The evolution of snowkiting
Adults love inventing new toys for themselves. They learnt to fly with paragliding. Then kites from their childhood were transformed into giant and more powerful ones. Surfers and windsurfers beheld these huge wings with envy before attaching them to their boards. Exit windsurfing, enter kitesurfing.
A kiter is connected to his kite through a system of strings and directs the kite with a bar quite similar to a windsurfing bar. A new terrain has now opened up, flying high, doing jumps and tricks were now possible. Snowboarders and skiers very soon cottoned on. With the help of a kite, they could go uphill without using ski lifts, gaining access to fields of virgin snow. Snowkiting easily downgraded skiing and snowboarding to mainstream sports. Snowkiting goes back to the 1980s, but not one single person can be given credit for its creation, as those who claim the stakes are numerous. Several people probably tried the same thing at similar times in different places. Logically, the invention can only be awarded to a group of dedicated pioneers.

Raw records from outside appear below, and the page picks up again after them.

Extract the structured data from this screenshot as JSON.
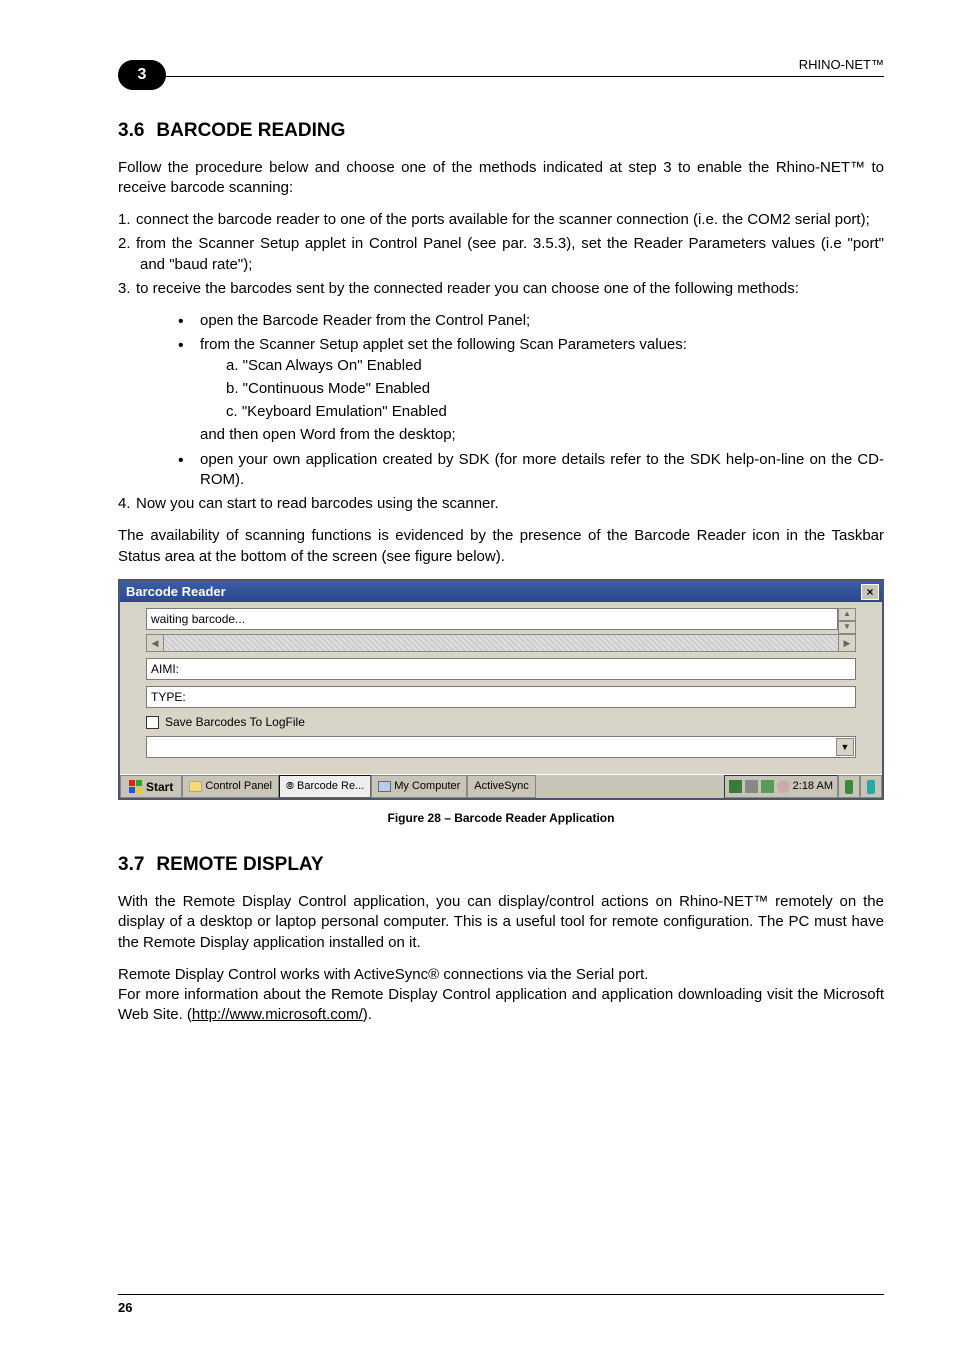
{
  "header": {
    "product": "RHINO-NET™",
    "chapter": "3"
  },
  "section36": {
    "number": "3.6",
    "title": "BARCODE READING",
    "intro": "Follow the procedure below and choose one of the methods indicated at step 3 to enable the Rhino-NET™ to receive barcode scanning:",
    "steps": {
      "s1": "connect the barcode reader to one of the ports available for the scanner connection (i.e. the COM2 serial port);",
      "s2": "from the Scanner Setup applet in Control Panel (see par. 3.5.3), set the Reader Parameters values (i.e \"port\" and \"baud rate\");",
      "s3_lead": "to receive the barcodes sent by the connected reader you can choose one of the following methods:",
      "s3_b1": "open the Barcode Reader from the Control Panel;",
      "s3_b2_lead": "from the Scanner Setup applet set the following Scan Parameters values:",
      "s3_b2_a": "a.  \"Scan Always On\"     Enabled",
      "s3_b2_b": "b.  \"Continuous Mode\"     Enabled",
      "s3_b2_c": "c.  \"Keyboard Emulation\"     Enabled",
      "s3_b2_tail": "and then open Word from the desktop;",
      "s3_b3": "open your own application created by SDK (for more details refer to the SDK help-on-line on the CD-ROM).",
      "s4": "Now you can start to read barcodes using the scanner."
    },
    "para2": "The availability of scanning functions is evidenced by the presence of the Barcode Reader icon in the Taskbar Status area at the bottom of the screen (see figure below)."
  },
  "window": {
    "title": "Barcode Reader",
    "waiting": "waiting barcode...",
    "aimi": "AIMI:",
    "type": "TYPE:",
    "save": "Save Barcodes To LogFile"
  },
  "taskbar": {
    "start": "Start",
    "t1": "Control Panel",
    "t2": "Barcode Re...",
    "t3": "My Computer",
    "t4": "ActiveSync",
    "clock": "2:18 AM"
  },
  "caption": "Figure 28 – Barcode Reader Application",
  "section37": {
    "number": "3.7",
    "title": "REMOTE DISPLAY",
    "p1": "With the Remote Display Control application, you can display/control actions on Rhino-NET™ remotely on the display of a desktop or laptop personal computer. This is a useful tool for remote configuration. The PC must have the Remote Display application installed on it.",
    "p2": "Remote Display Control works with ActiveSync® connections via the Serial port.",
    "p3_pre": "For more information about the Remote Display Control application and application downloading visit the Microsoft Web Site. (",
    "url": "http://www.microsoft.com/",
    "p3_post": ")."
  },
  "footer": {
    "page": "26"
  }
}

The skills needed for snowkiting
If you fancy trying it out, you had better stand steadily on your skis or board already. "You don't have to be an amazing skier to snowkite," explains Fabrice Tripier, who is one of those pioneers, "but it helps, of course. There are less new things to handle if you can ski already …" And of the new things to handle, there are more than one. You start with flying the kite to learn important 'security measures'. Like how to stop … "You end the traction by 'ruining' the kite, either by putting it at zenith or by pulling it far to the side. Or, by unclipping it …", he explains.
You also have to learn to use a new position as the traction alters your balance and pressure points. On top of that, you need to be able to interpret the wilful wind: understand at what angles it will lift you, know how to go against it, to turn around. In short, you need to be a good mix of an acrobat, a sailor and an aviator. Who would have thought, watching the kiters come flying past that it is so complicated.
The Col du Lautaret
If snowkiting has become particularly popular in Serre Chevalier, it is thanks to a legendary site only a stone's throw away from the main resort. The Col du Lautaret has near perfect terrain and wind conditions for snowkiting. Its slopes saw the beginnings of the sport, and today most competitors and kite surfing fanatics make a stop here. The best kiters in the world come here to play, and on any windy day (there are many) the sky is speckled with colorful kites. When the Northeast or Southeast wind blows, get up there to watch this amazing show.
The site is even more famous since one of the best kiters in the world is a local – the unassailable Guillaume Chastagnol. Triple world champion in snowkiting on a board, he is the unchallenged top man of this sport, he has pushed every limit and has encouraged others to do the same. Each year, Guillaume and his partners Regis Labaune, Wareck Arnaud and Fred Jagu, organize a snowkite festival at the end of December. This event is not a competition, but a friendly gathering where each rider gives his or her best. With no pressure and boosted by the ambience of the festival, it is always an amazing spectacle.
The future of snowkiting
The snowkite universe can be divided by weightlessness and multiplied by speed, lightness, agility and guts. This three-dimensional sport gives endless possibilities.
It is a young sport and is slowly getting organized. Manufacturers and sponsors are starting to take an interest. The pioneers that practice are still carried by the initial excitement. The gear has great development possibilities. No federation, no great financial stakes, world championships where the sportsmen set up the rules …
Snowkiting is still a developing sport, let's hope it stays as non commercial as it is now.